### RECORDS SHOWN

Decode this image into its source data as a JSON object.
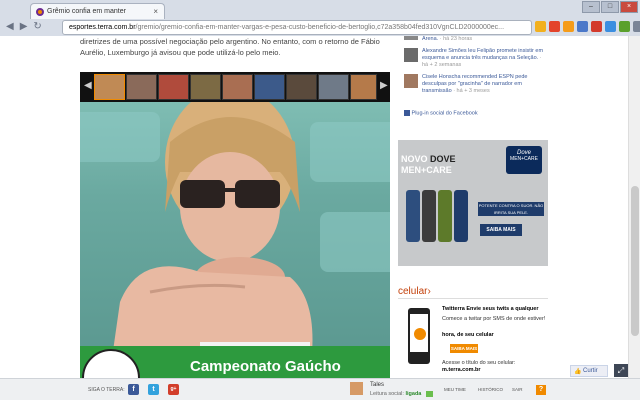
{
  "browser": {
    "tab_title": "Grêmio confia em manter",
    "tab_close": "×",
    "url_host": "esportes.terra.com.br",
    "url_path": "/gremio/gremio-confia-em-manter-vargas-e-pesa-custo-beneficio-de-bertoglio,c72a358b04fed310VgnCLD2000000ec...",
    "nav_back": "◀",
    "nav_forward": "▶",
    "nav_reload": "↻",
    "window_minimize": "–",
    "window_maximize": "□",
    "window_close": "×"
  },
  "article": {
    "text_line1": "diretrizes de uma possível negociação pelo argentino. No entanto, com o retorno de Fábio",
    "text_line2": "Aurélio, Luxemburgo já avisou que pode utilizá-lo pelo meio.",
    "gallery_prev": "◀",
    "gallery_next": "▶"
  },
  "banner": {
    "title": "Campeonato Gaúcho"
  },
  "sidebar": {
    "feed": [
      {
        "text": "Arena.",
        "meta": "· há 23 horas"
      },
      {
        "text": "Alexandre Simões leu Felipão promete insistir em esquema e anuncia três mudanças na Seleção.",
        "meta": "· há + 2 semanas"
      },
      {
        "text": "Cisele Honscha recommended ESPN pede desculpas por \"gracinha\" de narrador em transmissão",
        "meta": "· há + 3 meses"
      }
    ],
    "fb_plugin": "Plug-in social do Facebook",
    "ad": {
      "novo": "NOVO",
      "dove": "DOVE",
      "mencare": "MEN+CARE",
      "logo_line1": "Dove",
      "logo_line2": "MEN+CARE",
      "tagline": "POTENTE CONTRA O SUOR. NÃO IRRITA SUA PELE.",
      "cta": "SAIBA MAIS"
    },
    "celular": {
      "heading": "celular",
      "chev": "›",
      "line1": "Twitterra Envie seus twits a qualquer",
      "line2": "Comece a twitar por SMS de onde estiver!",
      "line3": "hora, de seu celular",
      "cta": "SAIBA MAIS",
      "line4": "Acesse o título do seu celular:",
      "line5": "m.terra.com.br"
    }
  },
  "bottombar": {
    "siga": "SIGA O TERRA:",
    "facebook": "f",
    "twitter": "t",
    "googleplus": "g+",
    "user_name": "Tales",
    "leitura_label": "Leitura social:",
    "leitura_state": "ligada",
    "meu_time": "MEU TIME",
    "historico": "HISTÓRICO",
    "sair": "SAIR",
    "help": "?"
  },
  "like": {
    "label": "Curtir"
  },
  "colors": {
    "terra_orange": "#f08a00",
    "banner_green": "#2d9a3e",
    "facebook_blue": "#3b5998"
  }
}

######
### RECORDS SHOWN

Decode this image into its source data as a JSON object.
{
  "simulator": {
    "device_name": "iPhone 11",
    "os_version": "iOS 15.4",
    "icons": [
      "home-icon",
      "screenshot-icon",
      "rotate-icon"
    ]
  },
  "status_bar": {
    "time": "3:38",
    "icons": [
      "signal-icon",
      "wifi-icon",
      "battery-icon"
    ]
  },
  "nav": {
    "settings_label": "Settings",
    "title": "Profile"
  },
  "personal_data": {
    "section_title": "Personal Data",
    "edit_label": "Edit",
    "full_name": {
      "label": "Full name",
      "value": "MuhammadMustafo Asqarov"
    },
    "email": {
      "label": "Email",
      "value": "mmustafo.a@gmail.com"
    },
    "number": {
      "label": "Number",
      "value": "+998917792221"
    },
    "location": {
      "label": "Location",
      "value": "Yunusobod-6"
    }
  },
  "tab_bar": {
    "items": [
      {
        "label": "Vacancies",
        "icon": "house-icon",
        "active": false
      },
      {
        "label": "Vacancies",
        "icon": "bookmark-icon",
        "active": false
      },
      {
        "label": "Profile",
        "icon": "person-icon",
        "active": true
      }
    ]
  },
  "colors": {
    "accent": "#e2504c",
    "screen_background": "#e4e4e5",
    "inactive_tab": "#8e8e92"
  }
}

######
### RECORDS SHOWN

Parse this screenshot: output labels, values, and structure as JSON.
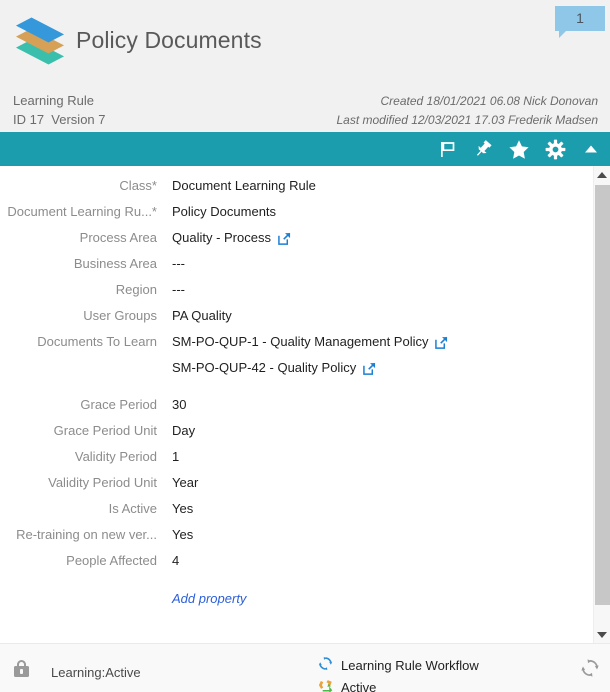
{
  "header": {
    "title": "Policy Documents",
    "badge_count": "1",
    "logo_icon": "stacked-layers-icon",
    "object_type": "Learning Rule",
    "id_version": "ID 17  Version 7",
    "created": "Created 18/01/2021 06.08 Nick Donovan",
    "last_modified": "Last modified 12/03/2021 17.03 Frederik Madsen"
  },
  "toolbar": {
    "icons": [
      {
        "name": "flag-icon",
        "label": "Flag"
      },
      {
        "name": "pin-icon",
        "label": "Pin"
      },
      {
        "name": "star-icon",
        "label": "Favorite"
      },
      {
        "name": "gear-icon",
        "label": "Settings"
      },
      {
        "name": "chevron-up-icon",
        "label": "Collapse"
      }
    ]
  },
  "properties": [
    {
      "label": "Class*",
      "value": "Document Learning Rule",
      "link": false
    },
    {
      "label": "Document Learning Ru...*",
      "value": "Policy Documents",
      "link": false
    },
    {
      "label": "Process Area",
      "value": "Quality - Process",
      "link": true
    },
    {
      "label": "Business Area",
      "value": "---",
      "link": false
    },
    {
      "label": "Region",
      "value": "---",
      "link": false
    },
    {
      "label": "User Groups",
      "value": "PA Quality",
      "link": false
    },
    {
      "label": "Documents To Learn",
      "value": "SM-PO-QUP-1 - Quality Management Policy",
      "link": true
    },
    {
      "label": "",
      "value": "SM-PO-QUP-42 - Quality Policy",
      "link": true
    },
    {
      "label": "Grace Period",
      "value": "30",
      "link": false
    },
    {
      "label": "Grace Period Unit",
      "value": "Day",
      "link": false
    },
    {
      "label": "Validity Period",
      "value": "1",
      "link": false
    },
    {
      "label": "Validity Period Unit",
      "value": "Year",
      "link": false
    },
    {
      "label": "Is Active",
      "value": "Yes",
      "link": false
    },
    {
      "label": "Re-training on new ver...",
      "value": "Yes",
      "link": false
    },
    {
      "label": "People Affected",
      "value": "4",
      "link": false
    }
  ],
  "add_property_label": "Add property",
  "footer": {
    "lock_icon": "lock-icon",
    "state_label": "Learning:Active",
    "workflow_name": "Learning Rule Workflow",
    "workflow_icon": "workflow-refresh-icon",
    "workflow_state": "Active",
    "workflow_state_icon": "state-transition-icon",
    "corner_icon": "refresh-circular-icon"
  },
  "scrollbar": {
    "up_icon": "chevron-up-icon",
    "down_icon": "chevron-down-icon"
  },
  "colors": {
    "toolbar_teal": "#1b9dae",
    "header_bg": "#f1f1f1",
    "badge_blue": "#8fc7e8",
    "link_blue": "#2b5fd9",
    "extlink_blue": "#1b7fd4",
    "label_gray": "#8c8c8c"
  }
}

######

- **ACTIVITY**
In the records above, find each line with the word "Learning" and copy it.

- **WRITTEN ANSWER**
    "object_type": "Learning Rule",
      "value": "Document Learning Rule",
      "label": "Document Learning Ru...*",
    "state_label": "Learning:Active",
    "workflow_name": "Learning Rule Workflow",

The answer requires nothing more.